“When making a decision, would you rather evaluate as much data and information as you can or be able to visualize the final outcome?”
It’s a question I’ve asked several times recently as part of business communication trainings I’ve given to corporate clients. There’s no right or wrong answer. It’s simply a way for me to gauge the audience and to illustrate a key difference in the way people receive and process information.
Are you driven by data or connection?
Data driven people want hard core numbers. They have little use for extra details. Connection driven people want sensory details to help see the big picture.
I run into this issue when talking to my IT guy at work. He’s very data driven. I am not. Sharing numbers and walking away does not solve my problem or lead to a better understanding of the situation. Consider these examples.
IT guy: “Here’s a two-terabyte hard drive for you to use.”
I’ve never bought into journaling. Who has time?
Daily affirmations? Too woo-woo for me (and too much like the SNL sketch from years ago.)
Gratitude statements? Seems like an unnecessary thing to add to my to-do list.
Then I gave it a try. All of it.
Nothing happened, at first. I kept at it because I’m not a quitter and if I’ve decided to do something I’ll stick with it. And then I sat down to write a couple emails, ones that I’d put off for weeks because I wasn’t convinced I had the credibility to make my ask, and the things I told myself and written down every morning came back to me… Things like “I’m talented. I’ve had success with this and I’m grateful to be able to share my expertise with others.”
The emails were sent with a renewed level of confidence, and the psych yourself out moment...
You’ve heard the saying “It’s not what you know, it’s who you know,” which is true up to a point.

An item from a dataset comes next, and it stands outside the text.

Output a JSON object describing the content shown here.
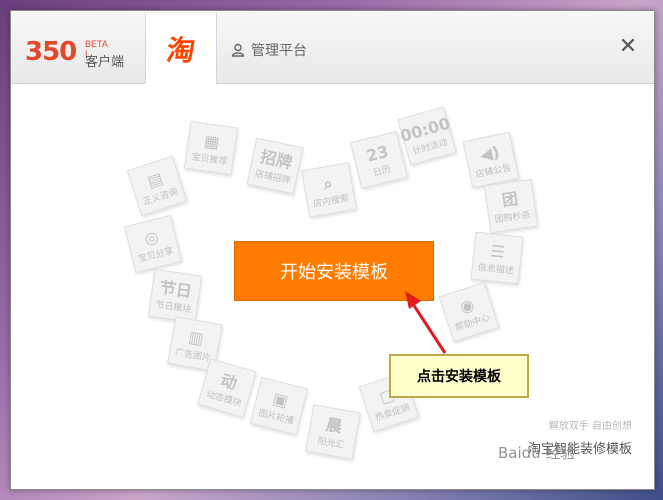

Knowing someone isn’t enough. I know of a lot of people, so do you. You have to be intentional in building business relationships because that comes first. Before a potential client does business with you, before you get hired for the job, and before a colleague trusts you to be the lead on a project.
Sometimes we flip the order and assume a good relationship forms over time. That’s not always the case. If a colleague doesn’t trust you from the beginning you’ll have to work twice as hard to win them over, and that’s only if they’re willing to pay attention to your efforts. A potential client isn’t going to fork over money to hire your services if they don’t trust...
You’re going to have to delegate some tasks and not in the wishy-washy, “Do you think, if you get a minute and it’s not too much trouble that you could help me out?” kind of way.
That approach won’t get you any closer to a completed task or greater productivity. Failing to make a direct ask leads to frustration, guilt, anxiety and stress and not because people around you aren’t willing to help, but because of the way you asked.
I call it the E.T.A. approach to conversations. It stands for Expectation, Timeline and Action Item and it makes all the difference in being able to get things done.
Seeing results certainly helps but even when employees or team members take immediate action toward thinking bigger and doing better, there’s often a runway to success.
Leaving time for the “What if’s” to creep in.
Even the best leaders deal with doubt and need a confidence boost (or a kick in the pants.) Asking for that kind of support can be tricky, because who do you turn to when you’re already in a vulnerable place?
After being around athletes for nearly 20 years, I know that every single one of them deals with this kind of self-doubt. Regaining confidence, and motivation to stay the course usually includes asking...
I grew up believing that hard work alone would get me where I wanted to go in life. That being loud was a character flaw to overcome. That blending in was best, because you don’t want to rock the boat or make anyone uncomfortable and that the best way to deal with conflict was to back down and somehow make it my fault because, again, I wouldn’t want to make someone feel badly.
Ten years as a high school football official changed those beliefs.
Lessons learned on the field went way beyond football. Being a high school football official provided a lifetime of leadership lessons.